What needs to be done: Look at each line below and count those with the word "subtitle"; the answer is that number only.

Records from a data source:
■ ■ ■ ■ ■ ■ ■
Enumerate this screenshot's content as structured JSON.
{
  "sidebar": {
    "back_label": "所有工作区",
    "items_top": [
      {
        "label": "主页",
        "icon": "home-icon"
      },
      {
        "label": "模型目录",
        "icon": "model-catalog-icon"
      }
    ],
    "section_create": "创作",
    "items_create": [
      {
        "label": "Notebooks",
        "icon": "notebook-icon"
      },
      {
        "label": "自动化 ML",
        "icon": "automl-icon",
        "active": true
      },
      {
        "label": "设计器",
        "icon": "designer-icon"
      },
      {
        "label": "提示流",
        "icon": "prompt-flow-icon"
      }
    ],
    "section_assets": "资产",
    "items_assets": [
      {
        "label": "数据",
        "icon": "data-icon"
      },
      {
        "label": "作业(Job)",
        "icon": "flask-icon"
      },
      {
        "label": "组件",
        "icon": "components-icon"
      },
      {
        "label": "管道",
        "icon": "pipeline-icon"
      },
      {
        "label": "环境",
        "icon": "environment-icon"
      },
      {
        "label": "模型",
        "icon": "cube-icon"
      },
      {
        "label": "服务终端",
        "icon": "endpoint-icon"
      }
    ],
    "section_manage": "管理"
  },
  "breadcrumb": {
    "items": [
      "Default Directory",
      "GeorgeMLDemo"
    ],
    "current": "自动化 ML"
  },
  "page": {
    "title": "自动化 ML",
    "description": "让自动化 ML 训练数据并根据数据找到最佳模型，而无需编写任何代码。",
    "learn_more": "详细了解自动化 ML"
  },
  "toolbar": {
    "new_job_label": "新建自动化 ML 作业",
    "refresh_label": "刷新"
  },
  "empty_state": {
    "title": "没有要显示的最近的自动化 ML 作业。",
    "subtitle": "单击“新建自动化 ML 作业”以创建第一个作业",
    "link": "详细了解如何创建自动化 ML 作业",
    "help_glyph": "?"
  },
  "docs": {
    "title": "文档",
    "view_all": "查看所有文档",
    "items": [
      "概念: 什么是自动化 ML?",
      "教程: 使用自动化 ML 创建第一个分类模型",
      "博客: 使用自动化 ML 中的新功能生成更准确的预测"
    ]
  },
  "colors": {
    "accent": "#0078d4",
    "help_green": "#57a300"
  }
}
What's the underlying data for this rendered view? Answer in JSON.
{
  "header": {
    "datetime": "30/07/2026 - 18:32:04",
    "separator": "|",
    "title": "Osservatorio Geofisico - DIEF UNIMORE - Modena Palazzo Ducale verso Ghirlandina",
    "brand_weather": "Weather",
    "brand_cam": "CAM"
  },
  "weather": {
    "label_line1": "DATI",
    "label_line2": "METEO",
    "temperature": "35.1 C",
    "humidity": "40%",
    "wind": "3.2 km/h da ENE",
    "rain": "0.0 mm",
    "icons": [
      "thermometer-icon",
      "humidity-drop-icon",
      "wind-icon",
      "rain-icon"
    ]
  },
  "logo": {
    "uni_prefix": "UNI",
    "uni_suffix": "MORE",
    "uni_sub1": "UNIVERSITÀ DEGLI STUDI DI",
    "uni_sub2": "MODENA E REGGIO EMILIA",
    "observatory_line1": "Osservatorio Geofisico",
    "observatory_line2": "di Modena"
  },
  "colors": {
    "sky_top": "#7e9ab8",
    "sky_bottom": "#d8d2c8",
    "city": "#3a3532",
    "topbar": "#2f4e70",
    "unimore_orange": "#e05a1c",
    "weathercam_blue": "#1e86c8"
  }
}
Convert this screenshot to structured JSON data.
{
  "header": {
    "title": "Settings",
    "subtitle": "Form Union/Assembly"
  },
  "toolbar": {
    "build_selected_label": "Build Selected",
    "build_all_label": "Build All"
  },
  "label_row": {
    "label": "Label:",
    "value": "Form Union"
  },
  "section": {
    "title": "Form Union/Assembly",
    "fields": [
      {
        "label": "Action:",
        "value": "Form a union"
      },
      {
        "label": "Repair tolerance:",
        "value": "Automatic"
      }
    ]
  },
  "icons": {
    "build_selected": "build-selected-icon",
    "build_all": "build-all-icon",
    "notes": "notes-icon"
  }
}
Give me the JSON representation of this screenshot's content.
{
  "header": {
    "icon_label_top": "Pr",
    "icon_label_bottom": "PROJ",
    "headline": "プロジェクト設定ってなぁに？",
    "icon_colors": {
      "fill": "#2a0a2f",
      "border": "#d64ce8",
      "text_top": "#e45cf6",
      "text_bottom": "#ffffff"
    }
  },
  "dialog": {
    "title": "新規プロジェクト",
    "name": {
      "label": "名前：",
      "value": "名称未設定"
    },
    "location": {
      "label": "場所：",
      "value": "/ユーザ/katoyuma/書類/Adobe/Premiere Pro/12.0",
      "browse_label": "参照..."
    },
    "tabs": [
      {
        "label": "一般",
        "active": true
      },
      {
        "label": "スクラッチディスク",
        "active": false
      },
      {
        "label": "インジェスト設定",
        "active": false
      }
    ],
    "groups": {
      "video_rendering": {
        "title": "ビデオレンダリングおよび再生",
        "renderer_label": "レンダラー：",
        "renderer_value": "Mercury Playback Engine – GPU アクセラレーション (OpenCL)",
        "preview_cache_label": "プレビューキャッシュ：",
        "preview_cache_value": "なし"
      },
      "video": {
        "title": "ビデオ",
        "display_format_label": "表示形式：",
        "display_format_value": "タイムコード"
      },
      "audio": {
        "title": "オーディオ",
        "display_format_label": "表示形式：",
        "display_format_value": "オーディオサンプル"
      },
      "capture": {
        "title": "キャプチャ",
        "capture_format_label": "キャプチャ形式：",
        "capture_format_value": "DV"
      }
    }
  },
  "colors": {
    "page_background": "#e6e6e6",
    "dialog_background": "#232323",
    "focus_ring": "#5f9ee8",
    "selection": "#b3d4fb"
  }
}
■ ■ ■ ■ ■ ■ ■
Exercise response: 2